Spice up your lunch break at the Louisiana State Museum’s Lunchtime Lagniappe July 11

Pack your lunch and head to the Louisiana State Museum this Wednesday for a brief talk on a piece of Louisiana history that is under threat of substantial damage from climate change and the environment.

Fort Proctor. Courtesy LSU

The “Disappearing History” talk highlights a unique problem faced by Fort Proctor, one of several forts built along Lake Borgne following the War of 1812. The fort, which was designed in 1856, had its construction halted by a hurricane and the start of the Civil War. Now, it stands as one of southern Louisiana’s grandest historical sites, though it is only accessible by water. Its future is uncertain as it is slowly being swallowed by the waters of Lake Borgne.

The lunchtime lecture will be given by LSU School of Architecture professor Ursula McClure, whose research in the area of coastal change has led her to investigate the unclear fate of Fort Proctor.

The presentation is one of many installments in the Louisiana State Museum’s ongoing Lunchtime Lagniappe series of “brown bag talks.” Each of these talks begins at noon and lasts for roughly 30 minutes, with time allotted for a short Q&A session after the program’s conclusion.

Wednesday’s installment of Lunchtime Lagniappe is at noon at the Capitol Park Museum.
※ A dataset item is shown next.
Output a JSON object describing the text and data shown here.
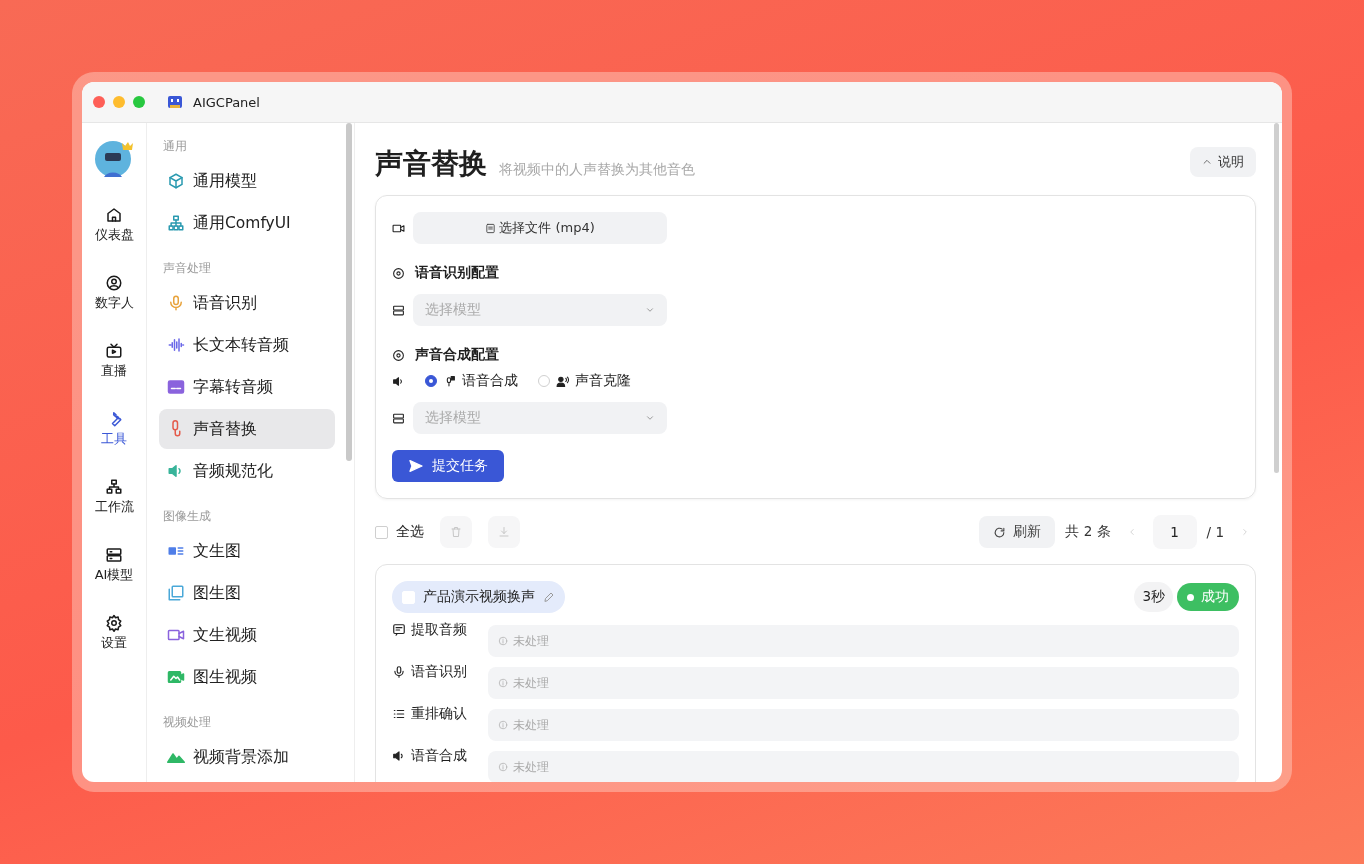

For information on hours and admission, visit the museum’s website. The museum is at 660 N. Fourth St.